To re-iterate, yes, this was a quiz night. It lasted a couple of hours and we definitely became competitive with the other six teams, but the quiz was only a cover for why we were really there. It was language development outside of a classroom, and judging by the wine and conversation we shared once the quiz was over, it was also a chance to make new acquaintances and exchange a few phone numbers.
After reading this, one could easily say it is not a true reflection of Parisians, since the locals at the quiz night were getting something out of it too by improving their English. One could certainly say that, but in response I’d say that yesterday I met a woman who lives around the corner from me. She’s a friendly Parisian who’s finishing her studies, and she also has an adorable kitten (bonus!). I’ll probably see her next week to go for a pint (or “boire un verre” as the French would say).
Oh, and to “keep it real,” tonight I was at a different bar for a meetup of internationals which locals often attend.

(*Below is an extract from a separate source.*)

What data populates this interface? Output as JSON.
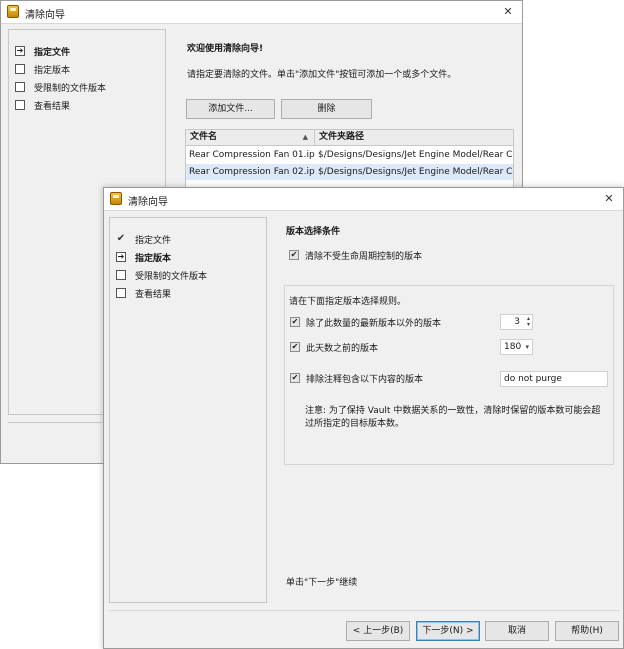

Here I met a French man who we’ll call “Francois.” As he asked me about my rom-com series writing endeavours, he only wanted to know how many dates I’ve had in Paris so far, why I’m not trying to meet as many men as possible for the book, why on earth I go jogging in the Jardin du Luxembourg because I can’t meet men while I’m jogging, and do I know how to pole-dance, because I look like I’d be good at it.
Thanks “Francois,” but I’ve only been here for a week, I don’t pole-dance, and I’m going to go home and write now.
Yeah…all kinds of people in all kind of places, but cheers to the friendly Parisians!